Plain blankets. Warm in winter and cool in summer, wool is a great solution for blankets. It is also more resistant to fire than other natural fibers.
Dyed blankets. Wool fabric holds dye well, so the color lasts longer. Unfortunately, it also needs mothproofing.
Rugs. Wool fibers' antistatic properties and natural resistance to soiling makes them a desirable choice for rugs. However, when wool does get dirty, it is not as easy to clean as some synthetic fibers.
Bathroom accessories. Just like when it's on a sheep, wool is hydrophobic (resists water) and resists odors, so it performs well in the bath area.
Sheepskin rugs. The organic feel of wool in its more natural state always makes a room feel cozy and comfortable. Don't worry about the long fibers — wool resists crushing.
Felted accessories. These felted wool stones by Vivaterra add a unique flair to a space — and also show off the diversity of wool fibers.
Wool throws. Wool is considered hypoallergenic, which makes it a great fabric for a throw cover. However, washing pure wool with alkaline detergents can damage it.
Knitting. Wool in its natural state has a crimp to its strand, which creates an elastic property when it's woven into yarn. The elasticity makes it more durable and a wonderful product to knit or crochet with.

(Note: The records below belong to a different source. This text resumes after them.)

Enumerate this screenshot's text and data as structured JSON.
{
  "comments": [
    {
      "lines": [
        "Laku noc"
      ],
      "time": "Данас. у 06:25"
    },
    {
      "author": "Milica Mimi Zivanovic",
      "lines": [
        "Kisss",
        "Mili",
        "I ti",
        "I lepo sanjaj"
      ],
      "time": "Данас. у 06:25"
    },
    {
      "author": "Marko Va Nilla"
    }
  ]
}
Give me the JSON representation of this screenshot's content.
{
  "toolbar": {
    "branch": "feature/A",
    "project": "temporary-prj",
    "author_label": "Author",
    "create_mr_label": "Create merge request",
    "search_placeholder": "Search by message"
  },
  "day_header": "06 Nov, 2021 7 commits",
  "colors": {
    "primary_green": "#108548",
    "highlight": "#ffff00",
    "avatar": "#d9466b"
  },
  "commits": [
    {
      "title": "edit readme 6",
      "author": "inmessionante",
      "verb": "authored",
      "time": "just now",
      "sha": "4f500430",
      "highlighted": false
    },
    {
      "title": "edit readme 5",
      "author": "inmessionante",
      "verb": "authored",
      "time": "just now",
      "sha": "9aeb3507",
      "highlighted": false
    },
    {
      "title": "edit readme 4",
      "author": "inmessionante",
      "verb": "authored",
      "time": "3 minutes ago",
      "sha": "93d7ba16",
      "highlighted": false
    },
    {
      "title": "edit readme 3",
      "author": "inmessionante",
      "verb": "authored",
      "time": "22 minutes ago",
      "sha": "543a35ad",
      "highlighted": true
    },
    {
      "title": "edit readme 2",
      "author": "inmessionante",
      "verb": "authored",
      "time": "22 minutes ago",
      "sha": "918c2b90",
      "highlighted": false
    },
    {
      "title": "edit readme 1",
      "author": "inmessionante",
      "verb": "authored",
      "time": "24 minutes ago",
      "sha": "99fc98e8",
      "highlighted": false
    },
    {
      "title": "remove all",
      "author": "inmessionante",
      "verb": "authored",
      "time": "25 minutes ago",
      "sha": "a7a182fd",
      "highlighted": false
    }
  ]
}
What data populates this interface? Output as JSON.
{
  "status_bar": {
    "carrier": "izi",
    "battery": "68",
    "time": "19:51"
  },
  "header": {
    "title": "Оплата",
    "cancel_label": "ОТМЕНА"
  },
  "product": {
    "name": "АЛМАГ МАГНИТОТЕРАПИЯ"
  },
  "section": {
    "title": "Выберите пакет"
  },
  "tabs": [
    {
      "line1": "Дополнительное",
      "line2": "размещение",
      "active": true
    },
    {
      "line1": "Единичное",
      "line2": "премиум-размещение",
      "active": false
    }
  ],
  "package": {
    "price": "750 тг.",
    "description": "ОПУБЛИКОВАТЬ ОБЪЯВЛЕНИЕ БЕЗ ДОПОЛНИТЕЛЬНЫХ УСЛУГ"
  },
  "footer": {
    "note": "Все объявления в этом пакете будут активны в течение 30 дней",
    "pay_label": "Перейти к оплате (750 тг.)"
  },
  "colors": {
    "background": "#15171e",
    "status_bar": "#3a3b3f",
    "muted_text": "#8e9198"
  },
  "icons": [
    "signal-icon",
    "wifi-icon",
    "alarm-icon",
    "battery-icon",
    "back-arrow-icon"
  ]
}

Upholstery. Wool is a great choice for upholstery because it resists piling and breaking, meaning it's extra durable.